12.3. Government leaders from the North and South should hold small informal meetings at auspicious moments in order to discuss specific issues and thus impart impetus and political will to the negotiation process.
12.4. The co-ordination of new negotiations should be undertaken by the United Nations which for this purpose may set up a representative and efficient body, in which the management of the Bretton Woods institutions should be included.
12.5. The European countries should strengthen the management of the world economy by taking a more independent position in economic affairs and through a more systematic harmonisation of their policies, having due regard to the differing economic needs of the various categories of developing countries. They should also support increased co-operation among developing countries.

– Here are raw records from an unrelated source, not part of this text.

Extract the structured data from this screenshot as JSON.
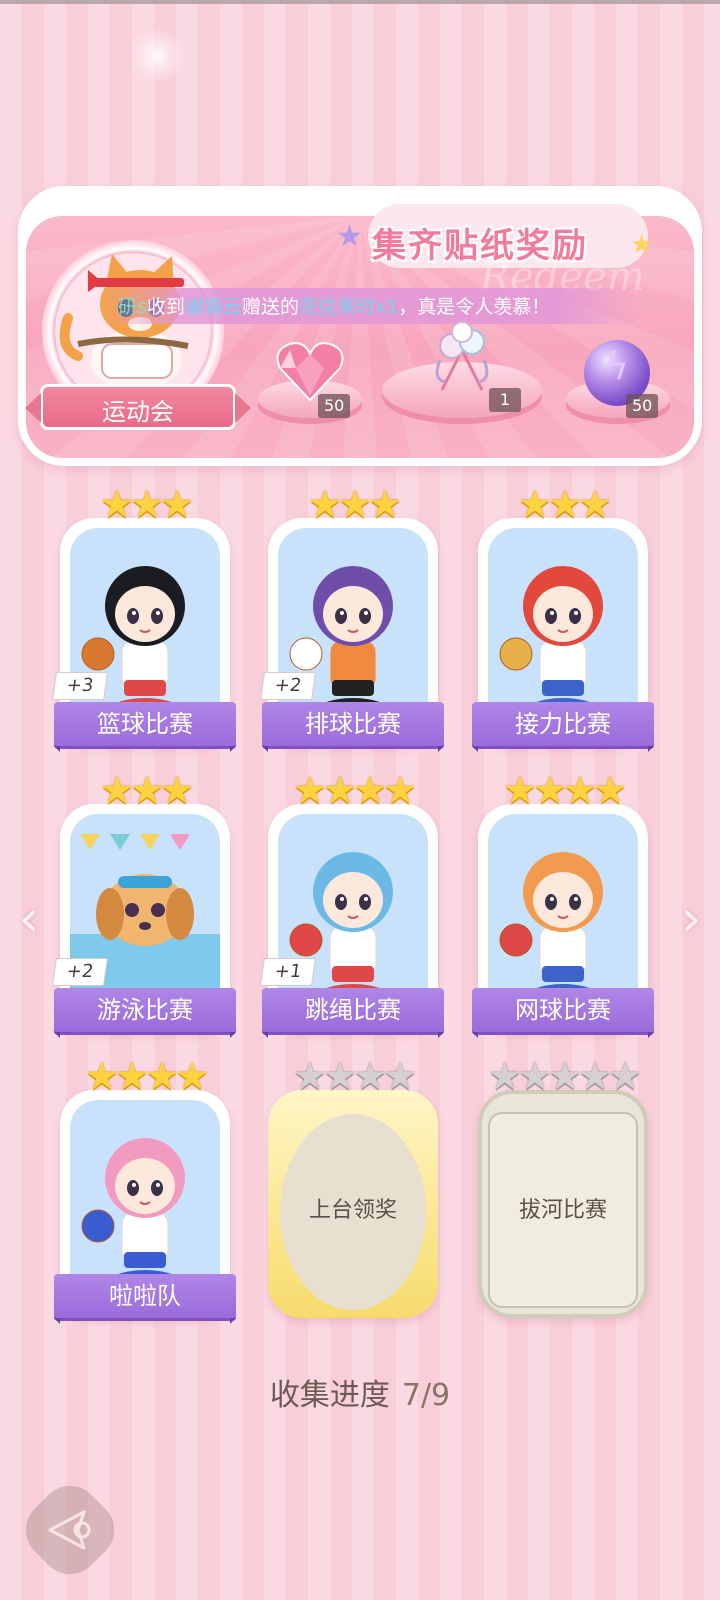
{
  "banner": {
    "title": "集齐贴纸奖励",
    "ghost_text": "Redeem",
    "event_label": "运动会",
    "notice": {
      "user": "研s",
      "text_1": "收到",
      "sender": "谢锦云",
      "text_2": "赠送的",
      "item": "花信来时x1",
      "text_3": "，真是令人羡慕！"
    },
    "rewards": [
      {
        "icon": "pink-heart-gem-icon",
        "qty": "50"
      },
      {
        "icon": "flower-bouquet-icon",
        "qty": "1"
      },
      {
        "icon": "purple-lightning-orb-icon",
        "qty": "50"
      }
    ]
  },
  "cards": [
    {
      "label": "篮球比赛",
      "stars": 3,
      "badge": "+3",
      "art": "basketball-girl"
    },
    {
      "label": "排球比赛",
      "stars": 3,
      "badge": "+2",
      "art": "volleyball-girl"
    },
    {
      "label": "接力比赛",
      "stars": 3,
      "badge": "",
      "art": "relay-girl"
    },
    {
      "label": "游泳比赛",
      "stars": 3,
      "badge": "+2",
      "art": "swimming-dog"
    },
    {
      "label": "跳绳比赛",
      "stars": 4,
      "badge": "+1",
      "art": "jumprope-girl"
    },
    {
      "label": "网球比赛",
      "stars": 4,
      "badge": "",
      "art": "tennis-girl"
    },
    {
      "label": "啦啦队",
      "stars": 4,
      "badge": "",
      "art": "cheerleader-girl"
    },
    {
      "label": "上台领奖",
      "stars": 4,
      "locked": true
    },
    {
      "label": "拔河比赛",
      "stars": 5,
      "locked": true
    }
  ],
  "progress": {
    "label": "收集进度",
    "value": "7/9"
  },
  "nav": {
    "left_icon": "chevron-left-icon",
    "right_icon": "chevron-right-icon",
    "back_icon": "back-arrow-icon"
  },
  "colors": {
    "accent_purple": "#9a6bdb",
    "banner_pink": "#f7a6bb",
    "star_gold": "#ffd23f"
  }
}
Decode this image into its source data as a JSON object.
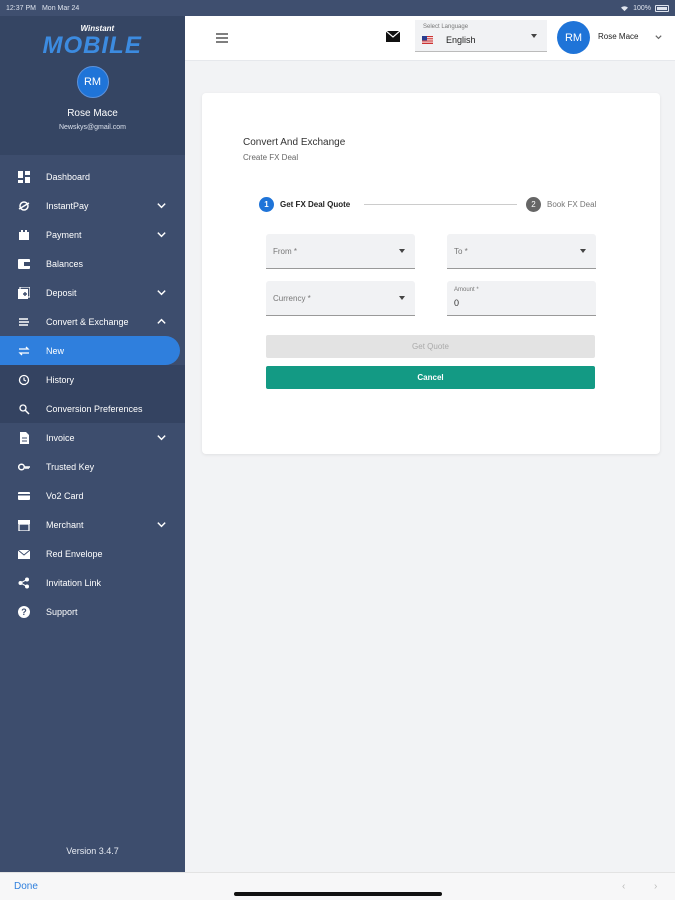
{
  "status_bar": {
    "time": "12:37 PM",
    "date": "Mon Mar 24",
    "battery": "100%"
  },
  "sidebar": {
    "logo_small": "Winstant",
    "logo_big": "MOBILE",
    "avatar_initials": "RM",
    "user_name": "Rose Mace",
    "user_email": "Newskys@gmail.com",
    "items": [
      {
        "label": "Dashboard",
        "icon": "dashboard-icon",
        "expandable": false
      },
      {
        "label": "InstantPay",
        "icon": "instantpay-icon",
        "expandable": true
      },
      {
        "label": "Payment",
        "icon": "payment-icon",
        "expandable": true
      },
      {
        "label": "Balances",
        "icon": "balances-icon",
        "expandable": false
      },
      {
        "label": "Deposit",
        "icon": "deposit-icon",
        "expandable": true
      },
      {
        "label": "Convert & Exchange",
        "icon": "convert-icon",
        "expandable": true,
        "expanded": true
      },
      {
        "label": "New",
        "icon": "swap-icon",
        "sub": true,
        "active": true
      },
      {
        "label": "History",
        "icon": "history-icon",
        "sub": true
      },
      {
        "label": "Conversion Preferences",
        "icon": "preferences-icon",
        "sub": true
      },
      {
        "label": "Invoice",
        "icon": "invoice-icon",
        "expandable": true
      },
      {
        "label": "Trusted Key",
        "icon": "key-icon",
        "expandable": false
      },
      {
        "label": "Vo2 Card",
        "icon": "card-icon",
        "expandable": false
      },
      {
        "label": "Merchant",
        "icon": "merchant-icon",
        "expandable": true
      },
      {
        "label": "Red Envelope",
        "icon": "envelope-icon",
        "expandable": false
      },
      {
        "label": "Invitation Link",
        "icon": "share-icon",
        "expandable": false
      },
      {
        "label": "Support",
        "icon": "help-icon",
        "expandable": false
      }
    ],
    "version": "Version 3.4.7"
  },
  "topbar": {
    "language_label": "Select Language",
    "language_value": "English",
    "avatar_initials": "RM",
    "user_name": "Rose Mace"
  },
  "main": {
    "title": "Convert And Exchange",
    "subtitle": "Create FX Deal",
    "steps": [
      {
        "number": "1",
        "label": "Get FX Deal Quote"
      },
      {
        "number": "2",
        "label": "Book FX Deal"
      }
    ],
    "fields": {
      "from_label": "From *",
      "to_label": "To *",
      "currency_label": "Currency *",
      "amount_label": "Amount *",
      "amount_value": "0"
    },
    "get_quote_label": "Get Quote",
    "cancel_label": "Cancel"
  },
  "bottom_bar": {
    "done_label": "Done",
    "prev_arrow": "‹",
    "next_arrow": "›"
  },
  "colors": {
    "sidebar": "#3d4d6d",
    "active": "#2f7fdd",
    "cancel": "#139a84",
    "avatar": "#1f74d8"
  }
}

13. Rising military expenditure absorbs a large volume of resources which could be put to constructive use both within the industrial nations and in the Third World. European countries should support stronger international action for an effective and balanced worldwide d├ętente in the interests of peace and with a view to an overall and verifiable decrease in armaments expenditure. The countries of Europe should forcefully support comprehensive studies of the nature of the links between the arms race and the constraints on the development of the world economy, and to evaluate the concrete ways and means of reallocating resources to alternative uses.
14. Without political measures no change can be promoted. It is necessary for Europe to act as a focal point for international co-operation and to promote action on the above policies. In this respect we note the agreement reached by the Committee of Ministers to continue their discussions on North-South questions within the framework of the Council of Europe, as stated in their communique of 28 April 1983. We underline the important political role of the Council of Europe in discussing North-South questions among governments and parliamentarians from member states. The Council's traditional concern for human rights and social justice should also extend to the peoples of the Third World. It is especially important to institute a closer coordination, at both ministerial and parliamentary level, of the development policies of European countries and to create appropriate mechanisms for this purpose. There is a need for greater exchanges of information on existing aid policies, and for improved co-ordination of these policies both within and between member states. The Council of Europe should encourage regular interchanges on a regional basis between leaders from Europe and the South. Moreover the countries of Eastern Europe should also be encouraged to participate more actively in the development of the Third World. A European public campaign on North-South interdependence and global survival should be promoted by the Council of Europe and the European Community, involving trade unions and other non-governmental organisations active in the field of development cooperation. The implementation of the proposals included in this Declaration should be evaluated systematically within the Council of Europe. A comprehensive review will be made within the framework of a special conference organised for that purpose in four years' time. In the meantime thorough discussion should take place on an annual basis
15. We call on the peoples, the parliaments and the governments of Europe to spare no effort in building a new international system which, through stronger global institutions, helps to create a world where every citizen is free from hunger and oppression, and where all children are offered the opportunity to master their own destinies.